(Dataset rows for apps and sites)
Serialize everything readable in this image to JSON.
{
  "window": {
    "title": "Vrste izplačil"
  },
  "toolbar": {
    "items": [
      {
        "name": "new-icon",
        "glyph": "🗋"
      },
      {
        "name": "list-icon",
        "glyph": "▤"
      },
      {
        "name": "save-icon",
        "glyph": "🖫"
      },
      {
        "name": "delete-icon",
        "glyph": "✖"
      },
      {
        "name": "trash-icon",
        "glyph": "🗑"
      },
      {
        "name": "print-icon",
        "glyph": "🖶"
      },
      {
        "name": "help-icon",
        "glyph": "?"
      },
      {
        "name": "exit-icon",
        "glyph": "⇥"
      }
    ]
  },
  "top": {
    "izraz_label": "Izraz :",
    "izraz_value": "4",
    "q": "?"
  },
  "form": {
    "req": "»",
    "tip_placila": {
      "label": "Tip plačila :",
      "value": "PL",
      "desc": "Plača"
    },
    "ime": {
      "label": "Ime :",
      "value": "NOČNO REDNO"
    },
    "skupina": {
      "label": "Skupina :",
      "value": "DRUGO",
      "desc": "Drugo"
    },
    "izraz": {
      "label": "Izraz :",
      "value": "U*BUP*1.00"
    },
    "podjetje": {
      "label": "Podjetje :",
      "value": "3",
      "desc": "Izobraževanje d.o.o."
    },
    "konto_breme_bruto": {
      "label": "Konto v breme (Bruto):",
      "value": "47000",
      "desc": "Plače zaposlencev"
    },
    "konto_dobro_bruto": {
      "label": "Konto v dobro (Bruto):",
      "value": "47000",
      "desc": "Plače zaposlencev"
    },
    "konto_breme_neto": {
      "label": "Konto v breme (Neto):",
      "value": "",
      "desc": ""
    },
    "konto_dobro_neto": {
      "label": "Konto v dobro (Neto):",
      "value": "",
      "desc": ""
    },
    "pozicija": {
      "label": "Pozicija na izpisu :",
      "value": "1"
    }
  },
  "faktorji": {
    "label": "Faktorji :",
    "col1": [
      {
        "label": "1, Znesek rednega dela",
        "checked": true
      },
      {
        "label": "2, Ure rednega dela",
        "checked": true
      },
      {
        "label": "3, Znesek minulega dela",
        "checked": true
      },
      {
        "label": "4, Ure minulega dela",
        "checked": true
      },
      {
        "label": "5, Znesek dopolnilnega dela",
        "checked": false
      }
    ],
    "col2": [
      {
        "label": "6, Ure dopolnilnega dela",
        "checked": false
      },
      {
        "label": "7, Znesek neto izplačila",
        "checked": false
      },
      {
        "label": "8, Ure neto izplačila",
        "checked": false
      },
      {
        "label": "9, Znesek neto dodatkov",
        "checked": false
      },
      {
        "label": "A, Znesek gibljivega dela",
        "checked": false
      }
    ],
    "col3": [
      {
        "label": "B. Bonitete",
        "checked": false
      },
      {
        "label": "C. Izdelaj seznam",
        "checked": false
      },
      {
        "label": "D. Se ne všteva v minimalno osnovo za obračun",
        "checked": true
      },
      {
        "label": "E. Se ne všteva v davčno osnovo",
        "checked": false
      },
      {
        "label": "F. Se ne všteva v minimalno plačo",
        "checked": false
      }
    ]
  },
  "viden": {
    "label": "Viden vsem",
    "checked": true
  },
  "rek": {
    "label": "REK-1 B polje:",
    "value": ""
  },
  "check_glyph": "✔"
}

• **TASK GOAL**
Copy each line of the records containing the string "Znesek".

• **EXERCISE RESULT**
        "label": "1, Znesek rednega dela",
        "label": "3, Znesek minulega dela",
        "label": "5, Znesek dopolnilnega dela",
        "label": "7, Znesek neto izplačila",
        "label": "9, Znesek neto dodatkov",
        "label": "A, Znesek gibljivega dela",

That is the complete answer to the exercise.